In a unique study spanning the entire continent, scientists have found that water is gushing across Antarctica — more than they ever realized. The researchers from Columbia University’s Lamont-Doherty Earth Observatory have found significant drainage of meltwater flowing across the continent’s ice sheets during summer in Antarctica. Until now, these streams of water were mainly associated only with Antarctica’s far north regions. The discovery of widespread streams across the continent is ominous news, indicating Antarctica’s ice may be much more vulnerable to melting than scientists predicted. Free-flowing water, which absorbs solar energy more than ice, puts nearby ice at greater risk of melting.
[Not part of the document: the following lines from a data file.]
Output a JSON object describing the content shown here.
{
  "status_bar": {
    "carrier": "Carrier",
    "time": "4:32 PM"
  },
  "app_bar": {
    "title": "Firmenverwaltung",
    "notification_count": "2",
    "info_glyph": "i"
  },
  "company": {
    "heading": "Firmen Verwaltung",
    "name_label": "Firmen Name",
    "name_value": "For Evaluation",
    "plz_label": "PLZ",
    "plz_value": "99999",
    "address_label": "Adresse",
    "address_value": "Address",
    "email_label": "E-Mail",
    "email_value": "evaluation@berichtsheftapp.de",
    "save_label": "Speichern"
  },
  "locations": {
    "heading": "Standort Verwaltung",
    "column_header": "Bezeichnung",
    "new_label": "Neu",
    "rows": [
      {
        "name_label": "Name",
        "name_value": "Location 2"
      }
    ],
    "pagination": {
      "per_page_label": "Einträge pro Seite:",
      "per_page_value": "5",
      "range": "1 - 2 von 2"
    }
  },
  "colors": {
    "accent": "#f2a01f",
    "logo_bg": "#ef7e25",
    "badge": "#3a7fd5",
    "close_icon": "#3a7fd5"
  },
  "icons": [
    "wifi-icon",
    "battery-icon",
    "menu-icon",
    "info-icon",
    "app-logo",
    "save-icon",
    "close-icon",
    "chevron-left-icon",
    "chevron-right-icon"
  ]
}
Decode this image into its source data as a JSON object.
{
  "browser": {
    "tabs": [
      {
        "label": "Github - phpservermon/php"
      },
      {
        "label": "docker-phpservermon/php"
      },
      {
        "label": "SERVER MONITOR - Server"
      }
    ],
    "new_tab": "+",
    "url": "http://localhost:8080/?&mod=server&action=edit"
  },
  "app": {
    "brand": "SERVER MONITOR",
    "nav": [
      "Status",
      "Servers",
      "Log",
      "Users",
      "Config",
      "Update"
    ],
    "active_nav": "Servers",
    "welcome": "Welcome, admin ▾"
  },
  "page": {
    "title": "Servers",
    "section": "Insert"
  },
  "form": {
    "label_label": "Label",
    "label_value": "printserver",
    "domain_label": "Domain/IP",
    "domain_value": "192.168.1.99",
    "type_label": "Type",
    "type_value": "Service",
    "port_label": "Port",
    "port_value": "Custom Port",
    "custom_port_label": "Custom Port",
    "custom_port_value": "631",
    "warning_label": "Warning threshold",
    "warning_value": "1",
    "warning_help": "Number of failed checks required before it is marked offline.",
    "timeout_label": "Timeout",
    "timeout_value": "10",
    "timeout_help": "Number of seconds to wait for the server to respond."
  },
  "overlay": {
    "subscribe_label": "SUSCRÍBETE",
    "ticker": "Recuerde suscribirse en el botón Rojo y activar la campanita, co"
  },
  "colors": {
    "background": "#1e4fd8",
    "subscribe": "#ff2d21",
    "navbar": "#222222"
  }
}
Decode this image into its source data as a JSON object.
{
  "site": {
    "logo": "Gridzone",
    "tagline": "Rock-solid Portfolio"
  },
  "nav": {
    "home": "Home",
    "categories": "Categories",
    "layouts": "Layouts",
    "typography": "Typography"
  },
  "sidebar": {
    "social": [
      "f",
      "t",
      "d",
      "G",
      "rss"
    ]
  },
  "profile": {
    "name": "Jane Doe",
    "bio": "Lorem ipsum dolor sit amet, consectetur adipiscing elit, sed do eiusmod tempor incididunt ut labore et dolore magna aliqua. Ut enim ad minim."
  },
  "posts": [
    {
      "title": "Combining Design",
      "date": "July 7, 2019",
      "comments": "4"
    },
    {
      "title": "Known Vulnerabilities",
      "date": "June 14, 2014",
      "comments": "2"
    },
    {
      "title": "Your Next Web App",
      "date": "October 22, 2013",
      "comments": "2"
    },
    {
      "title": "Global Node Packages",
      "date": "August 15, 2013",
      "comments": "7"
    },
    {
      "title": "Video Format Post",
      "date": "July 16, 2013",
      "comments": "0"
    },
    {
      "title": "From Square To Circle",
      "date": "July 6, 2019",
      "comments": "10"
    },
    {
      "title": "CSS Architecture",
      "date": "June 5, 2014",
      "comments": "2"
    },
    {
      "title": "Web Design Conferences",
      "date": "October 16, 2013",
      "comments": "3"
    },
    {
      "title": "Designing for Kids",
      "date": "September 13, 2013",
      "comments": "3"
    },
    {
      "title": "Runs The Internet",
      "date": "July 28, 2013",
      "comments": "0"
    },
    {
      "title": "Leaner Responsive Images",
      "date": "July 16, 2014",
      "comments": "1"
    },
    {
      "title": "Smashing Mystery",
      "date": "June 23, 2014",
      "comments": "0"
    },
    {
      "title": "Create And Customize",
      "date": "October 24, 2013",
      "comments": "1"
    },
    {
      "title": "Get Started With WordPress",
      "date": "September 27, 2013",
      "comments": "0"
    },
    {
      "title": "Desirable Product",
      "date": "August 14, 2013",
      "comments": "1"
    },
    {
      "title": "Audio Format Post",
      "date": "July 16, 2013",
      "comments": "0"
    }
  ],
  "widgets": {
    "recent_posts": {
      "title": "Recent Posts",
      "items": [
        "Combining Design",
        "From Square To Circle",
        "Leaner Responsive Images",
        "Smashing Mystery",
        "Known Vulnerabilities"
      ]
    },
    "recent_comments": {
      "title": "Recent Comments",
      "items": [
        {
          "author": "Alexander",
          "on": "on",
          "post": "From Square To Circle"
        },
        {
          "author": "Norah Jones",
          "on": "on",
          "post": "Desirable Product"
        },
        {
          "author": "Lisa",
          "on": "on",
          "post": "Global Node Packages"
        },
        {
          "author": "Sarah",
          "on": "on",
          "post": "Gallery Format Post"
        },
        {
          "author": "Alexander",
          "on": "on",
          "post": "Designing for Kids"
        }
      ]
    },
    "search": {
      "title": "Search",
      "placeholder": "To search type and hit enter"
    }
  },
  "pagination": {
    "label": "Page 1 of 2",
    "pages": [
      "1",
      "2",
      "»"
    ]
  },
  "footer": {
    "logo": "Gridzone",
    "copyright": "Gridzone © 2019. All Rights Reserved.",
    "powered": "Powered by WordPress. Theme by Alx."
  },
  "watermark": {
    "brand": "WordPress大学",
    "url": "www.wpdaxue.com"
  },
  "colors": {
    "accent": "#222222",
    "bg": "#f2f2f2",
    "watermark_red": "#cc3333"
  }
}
"My business model right now ... is I sell about $1 billion of Amazon stock a year and I use it to invest in Blue Origin." -- Amazon.com CEO (and Blue Origin founder) Jeff Bezos Up 46% in 52 weeks, Amazon.com (NASDAQ:AMZN) stock is one of the best performers on the stock market. That's good news for founder Jeff Bezos, who according to S&P Global Market Intelligence owns 81 million of Amazon's 428 million shares outstanding (about 19%). Amazon's exponentially expanding stock price recently catapulted Bezos all the way from No. 15 on Forbes' 2015 list of billionaires to No. 3 as of this writing -- leapfrogging Warren Buffett to land just behind Amancio Ortega (Europe's richest man) and Bill Gates